Supporting the Arts in Western Massachusetts and Beyond

July 7, 2008

Berlioz, "Les Troyens" Part II, Acts III - V

Tanglewood, Lenox
by Colleen Moynihan

This grand masterpiece by Hector Berlioz, composed in the mid-19th
century, was conceived as a counter to the acclaim being awarded to
Berlioz's competitor, Wagner. Les Troyens, enduring a century of
struggle to be known by concert goers, proves it does meet the standard
of a grand masterpiece. Requiring 7 hours to do the complete work, Part
II has historically been the most performed.

This performance by the Tanglewood ensemble was exciting, lush, filled
with both vocal and instrumental moments of brilliance. Berlioz's genius
as an orchestrator was reinforced by a tight yet flexible interpretation
by Maestro Levine and the Boston Symphony Orchestra which gave the lyrical lines of the opera a
positive tension. The chorus and individual vocalists added to the
vibrancy of the overall performance.

A rousing opening chorus set the tone for the work. Queen Dido's (Anne
Sofie von Otter, mezzo-soprano) opening aria was full of passion and
foreboding. Von Otter maintained this exciting tone throughout her three
plus hour performance. Aeneas (Marcus Haddock, tenor) was well matched
in tone, control and mastery of phrase.

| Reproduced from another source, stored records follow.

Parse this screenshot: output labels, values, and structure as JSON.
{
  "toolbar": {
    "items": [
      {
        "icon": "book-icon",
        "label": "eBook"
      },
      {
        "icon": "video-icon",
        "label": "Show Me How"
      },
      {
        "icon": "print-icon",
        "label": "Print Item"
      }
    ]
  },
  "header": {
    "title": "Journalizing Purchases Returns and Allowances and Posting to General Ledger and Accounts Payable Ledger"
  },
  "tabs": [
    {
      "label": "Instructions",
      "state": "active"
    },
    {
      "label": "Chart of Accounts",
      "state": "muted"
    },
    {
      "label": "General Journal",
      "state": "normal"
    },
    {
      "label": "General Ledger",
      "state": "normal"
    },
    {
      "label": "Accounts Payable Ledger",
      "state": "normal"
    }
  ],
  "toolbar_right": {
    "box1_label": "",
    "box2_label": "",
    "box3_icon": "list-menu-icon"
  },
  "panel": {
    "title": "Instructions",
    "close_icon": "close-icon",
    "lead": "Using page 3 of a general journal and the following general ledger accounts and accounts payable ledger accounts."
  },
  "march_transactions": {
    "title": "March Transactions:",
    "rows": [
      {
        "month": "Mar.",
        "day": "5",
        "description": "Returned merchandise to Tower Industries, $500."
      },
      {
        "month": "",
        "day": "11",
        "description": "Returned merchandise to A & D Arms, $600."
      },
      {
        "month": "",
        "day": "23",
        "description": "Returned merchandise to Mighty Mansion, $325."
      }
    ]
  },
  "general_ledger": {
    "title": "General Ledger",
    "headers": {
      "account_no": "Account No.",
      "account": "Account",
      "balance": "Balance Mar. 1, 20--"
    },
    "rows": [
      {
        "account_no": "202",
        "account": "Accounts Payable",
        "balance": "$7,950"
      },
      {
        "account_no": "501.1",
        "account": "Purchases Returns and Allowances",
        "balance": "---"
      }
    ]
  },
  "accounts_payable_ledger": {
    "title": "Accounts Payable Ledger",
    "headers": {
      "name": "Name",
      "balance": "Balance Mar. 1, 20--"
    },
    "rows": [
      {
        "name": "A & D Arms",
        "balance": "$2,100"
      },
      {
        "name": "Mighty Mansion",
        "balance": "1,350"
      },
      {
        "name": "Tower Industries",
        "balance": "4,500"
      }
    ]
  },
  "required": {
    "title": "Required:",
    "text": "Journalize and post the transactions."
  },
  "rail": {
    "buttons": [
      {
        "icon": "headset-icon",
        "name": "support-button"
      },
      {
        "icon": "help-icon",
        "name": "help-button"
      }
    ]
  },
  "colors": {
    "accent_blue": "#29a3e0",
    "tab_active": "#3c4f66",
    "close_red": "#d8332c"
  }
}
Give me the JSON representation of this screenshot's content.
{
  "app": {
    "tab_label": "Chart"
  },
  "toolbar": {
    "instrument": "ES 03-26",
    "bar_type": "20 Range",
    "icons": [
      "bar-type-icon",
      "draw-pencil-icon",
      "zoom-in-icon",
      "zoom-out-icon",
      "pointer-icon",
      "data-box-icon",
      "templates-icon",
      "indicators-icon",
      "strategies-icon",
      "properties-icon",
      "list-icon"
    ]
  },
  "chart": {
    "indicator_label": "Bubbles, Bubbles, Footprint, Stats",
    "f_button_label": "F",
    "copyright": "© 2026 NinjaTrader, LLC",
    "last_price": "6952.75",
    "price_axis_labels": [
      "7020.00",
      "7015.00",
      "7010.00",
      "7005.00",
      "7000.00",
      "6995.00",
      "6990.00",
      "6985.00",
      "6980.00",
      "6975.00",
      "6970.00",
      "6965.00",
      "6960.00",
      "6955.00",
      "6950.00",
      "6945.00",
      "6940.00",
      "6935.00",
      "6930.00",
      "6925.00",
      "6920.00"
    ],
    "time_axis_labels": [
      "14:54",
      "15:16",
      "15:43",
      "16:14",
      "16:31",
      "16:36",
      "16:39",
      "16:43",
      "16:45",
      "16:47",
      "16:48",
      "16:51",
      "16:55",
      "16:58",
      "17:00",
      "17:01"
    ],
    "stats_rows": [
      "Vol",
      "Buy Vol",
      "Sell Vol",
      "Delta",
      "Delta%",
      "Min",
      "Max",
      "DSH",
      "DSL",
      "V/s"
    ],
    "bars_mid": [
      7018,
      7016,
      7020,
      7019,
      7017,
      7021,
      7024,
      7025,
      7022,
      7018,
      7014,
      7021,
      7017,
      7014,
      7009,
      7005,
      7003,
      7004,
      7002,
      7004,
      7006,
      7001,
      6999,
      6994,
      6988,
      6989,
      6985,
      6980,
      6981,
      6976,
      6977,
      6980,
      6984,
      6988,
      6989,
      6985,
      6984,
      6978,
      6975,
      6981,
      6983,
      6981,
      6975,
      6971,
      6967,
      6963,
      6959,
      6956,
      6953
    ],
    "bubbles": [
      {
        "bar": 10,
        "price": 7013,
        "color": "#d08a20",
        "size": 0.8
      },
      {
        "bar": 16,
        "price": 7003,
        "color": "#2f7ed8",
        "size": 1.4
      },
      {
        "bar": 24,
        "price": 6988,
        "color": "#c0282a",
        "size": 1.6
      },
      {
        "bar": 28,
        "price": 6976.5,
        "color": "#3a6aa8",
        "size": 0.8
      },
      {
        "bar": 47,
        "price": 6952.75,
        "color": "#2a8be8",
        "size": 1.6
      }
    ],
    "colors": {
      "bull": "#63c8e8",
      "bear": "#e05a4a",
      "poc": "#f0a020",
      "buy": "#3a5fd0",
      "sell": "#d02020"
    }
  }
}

The solos as well as the duets
had energy and lustiness based on technical mastery.

The performance was diluted slightly in Act 4, Scene 2. The secondary
leads (Christin-Marie Hill, mezzo and Kristinn Sigmundsson, bass) and
their respective solos and duet were a bit lackluster and in some instances
demonstrated less control of lower ranges . The appearance of these
individuals in subsequent scenes was decidedly improved as the vocals
were more comfortably placed.

Act 4, Scene 1, was completely instrumental. This showcased Berlioz's
talent as a composer and skill as an orchestrator. The
orchestra obligingly gave their all in this counterpoint of reeds and
brass, full voiced strings showcasing the flowing, lyrical themes of the

Heroic tenor arias, soaring soprano vocals, lush, lyrical passages,
simple flowing lines and texturally complex voicing for both vocalists
and instrumentalists marked a musical experience that reinforced
Berlioz's goal of creating a grand masterpiece. First played in the
United States in 1955, it is time to "play it again and again"!